Real-time Analytics Matching Platform (RAMP): Part 2
IBM wraps its professional services around a next-gen analytics platform for large contact centers.
Why Care About "Analytics" Anyway?
One definition of analytics is the process of making optimal decisions based on appropriate data analysis. Analytics closely resembles statistical analysis and data mining, but tends to be based on modeling involving extensive computation. A common application is the study of business data using statistical analysis to identify patterns and develop models to predict future customer behaviors intended to positively impact business operations.

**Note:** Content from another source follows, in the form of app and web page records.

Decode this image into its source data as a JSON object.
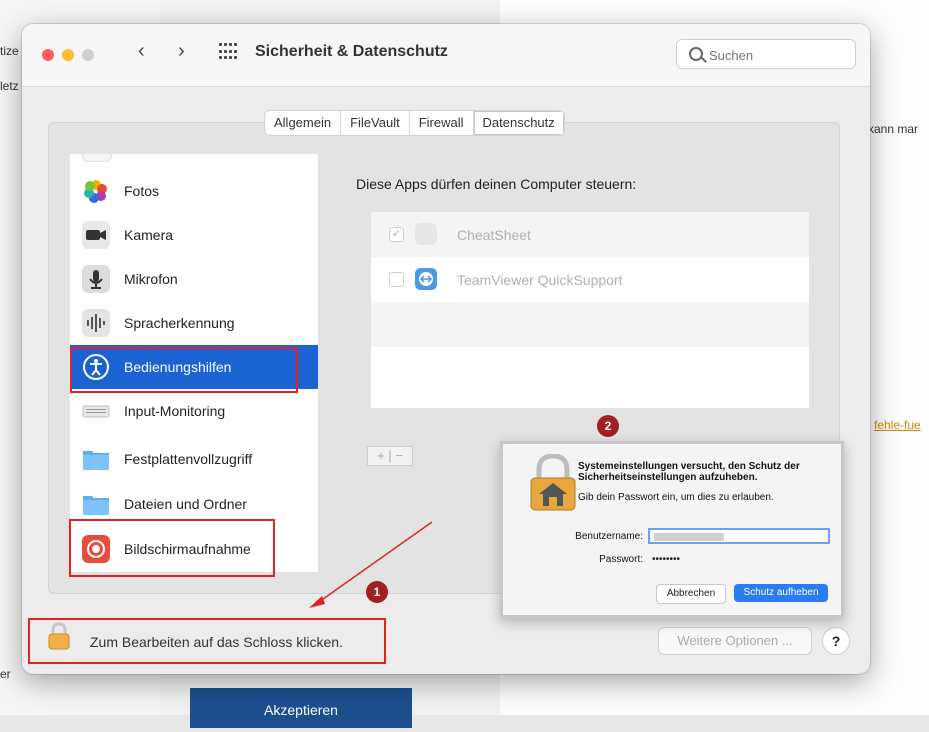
{
  "background_page": {
    "fragments": [
      "tize",
      "letz",
      "kann mar",
      "fehle-fue",
      "er"
    ],
    "button_label": "Akzeptieren"
  },
  "window": {
    "title": "Sicherheit & Datenschutz",
    "search_placeholder": "Suchen",
    "tabs": [
      {
        "label": "Allgemein",
        "active": false
      },
      {
        "label": "FileVault",
        "active": false
      },
      {
        "label": "Firewall",
        "active": false
      },
      {
        "label": "Datenschutz",
        "active": true
      }
    ]
  },
  "sidebar": {
    "items": [
      {
        "label": "Fotos",
        "icon": "photos-icon",
        "selected": false
      },
      {
        "label": "Kamera",
        "icon": "camera-icon",
        "selected": false
      },
      {
        "label": "Mikrofon",
        "icon": "microphone-icon",
        "selected": false
      },
      {
        "label": "Spracherkennung",
        "icon": "speech-recognition-icon",
        "selected": false
      },
      {
        "label": "Bedienungshilfen",
        "icon": "accessibility-icon",
        "selected": true
      },
      {
        "label": "Input-Monitoring",
        "icon": "keyboard-icon",
        "selected": false
      },
      {
        "label": "Festplattenvollzugriff",
        "icon": "folder-icon",
        "selected": false
      },
      {
        "label": "Dateien und Ordner",
        "icon": "folder-icon",
        "selected": false
      },
      {
        "label": "Bildschirmaufnahme",
        "icon": "screen-recording-icon",
        "selected": false
      }
    ]
  },
  "panel": {
    "title": "Diese Apps dürfen deinen Computer steuern:",
    "apps": [
      {
        "name": "CheatSheet",
        "checked": true,
        "icon": "cheatsheet-icon"
      },
      {
        "name": "TeamViewer QuickSupport",
        "checked": false,
        "icon": "teamviewer-icon"
      }
    ],
    "add_remove": "+ | −"
  },
  "footer": {
    "lock_text": "Zum Bearbeiten auf das Schloss klicken.",
    "more_options": "Weitere Optionen ...",
    "help": "?"
  },
  "annotations": {
    "badge_1": "1",
    "badge_2": "2"
  },
  "dialog": {
    "title": "Systemeinstellungen versucht, den Schutz der Sicherheitseinstellungen aufzuheben.",
    "subtitle": "Gib dein Passwort ein, um dies zu erlauben.",
    "username_label": "Benutzername:",
    "password_label": "Passwort:",
    "password_value": "••••••••",
    "cancel_label": "Abbrechen",
    "confirm_label": "Schutz aufheben"
  },
  "colors": {
    "selection": "#1b63d3",
    "annotation_red": "#e02424",
    "badge": "#a12020",
    "dialog_primary": "#2a7cf0"
  }
}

Instead of "flying by the seat of your pants", management uses actual data and modeling to determine the best course of action. That is exactly what Real-time Analytics Matching Platform (RAMP) is designed to do.
What is RAMP? A quick review of my previous column may be helpful here. Real-time Analytics Matching Platform (RAMP) is a software application designed for inbound call centers and used to match incoming callers to the most optimal "agent" based on customer buying preference models. It's similar to skills based routing except RAMP looks for the best customer match with:
* agents that interact and perform best with that specific customer at that time
* available agents
* agents currently busy but expected to be available within an acceptable period
* self-service applications such as those found on IVR systems
Initially developed by Assurant Solutions to improve their customer retention rates, RAMP uses sophisticated (and proprietary) model-based analytics to identify customer "success factors" which increase the probability of positive customer behaviors (buy more products/services). IBM designed RAMP's matching engine, which then uses those critical success factors to find the optimal customer-agent/self-service match. Once RAMP determines the best "match", this information is handed off to the existing routing software to complete the customer contact.
Again, the optimal "agent" match may in fact be an self-service application. If the routing-retention model determines that the customer prefers to use self-service tools instead of a live agent, they may offered the IVR system as an option. This is what communications enabled business processing (CEBP) is all about, right?
* Minimize human latency/delay
* Improve workflow productivity/efficiency
* Drive out operational costs out or increase revenues
* Enhance the customer experience.
Input from IBM
Since the last column on RAMP, I spoke with Toby Cook, IBM's Customer Analytics Practice Leader, to learn more about the application/service offer. Here are the key points from that conversation:
* IBM redesigned and enhanced the original software developed by Assurant. IBM now co-owns the RAMP software application (intellectual property) with Assurant.
* RAMP is offered exclusively by IBM Global Business Services through its Business Analytics and Optimization (BAO) practice.
* Think of RAMP as a software application with IBM professional services wrapped tightly around it. For its own clients, Assurant Solutions generally subcontracts the RAMP implementation to IBM.
* RAMP is recommended for contact centers with >100 agents, as a minimum. However, there is no maximum or limit to the software capacity.
* RAMP core components are shown in this table:
* Core software application includes all management and reporting tools.
* There are no optional features or packages. All features/functionality are either pre-packaged or developed (customized) via IBM professional services
* Professional services include system design, systems integration, database design/build, testing, and production deployment
* All maintenance/updates/support are included with the RAMP Asset License purchase for Year 1. In Year 2, maintenance is an "optional" service offer at ~20% of the RAMP Asset License fee.
* RAMP integrates with all major contact center platforms from Aspect, Avaya, Cisco, Alcatel-Lucent/Genesys, Interactive Intelligence, Siemens etc
* IBM offers a "Business Value Accelerator" workshop (typically 2-3 weeks) where they will identify estimated ROI with RAMP deployment. Workshop fee starts in the mid-five figures.
* IBM estimates that customer retention and revenue gain using RAMP is typically at least 30% and up * RAMP is currently active at more than seven companies involved in the insurance, banking, direct consumer, retail and telco industries, with many others underway.
Up next, "Trust But Verify"--A Lesson About Managed Services
Until then, all the best.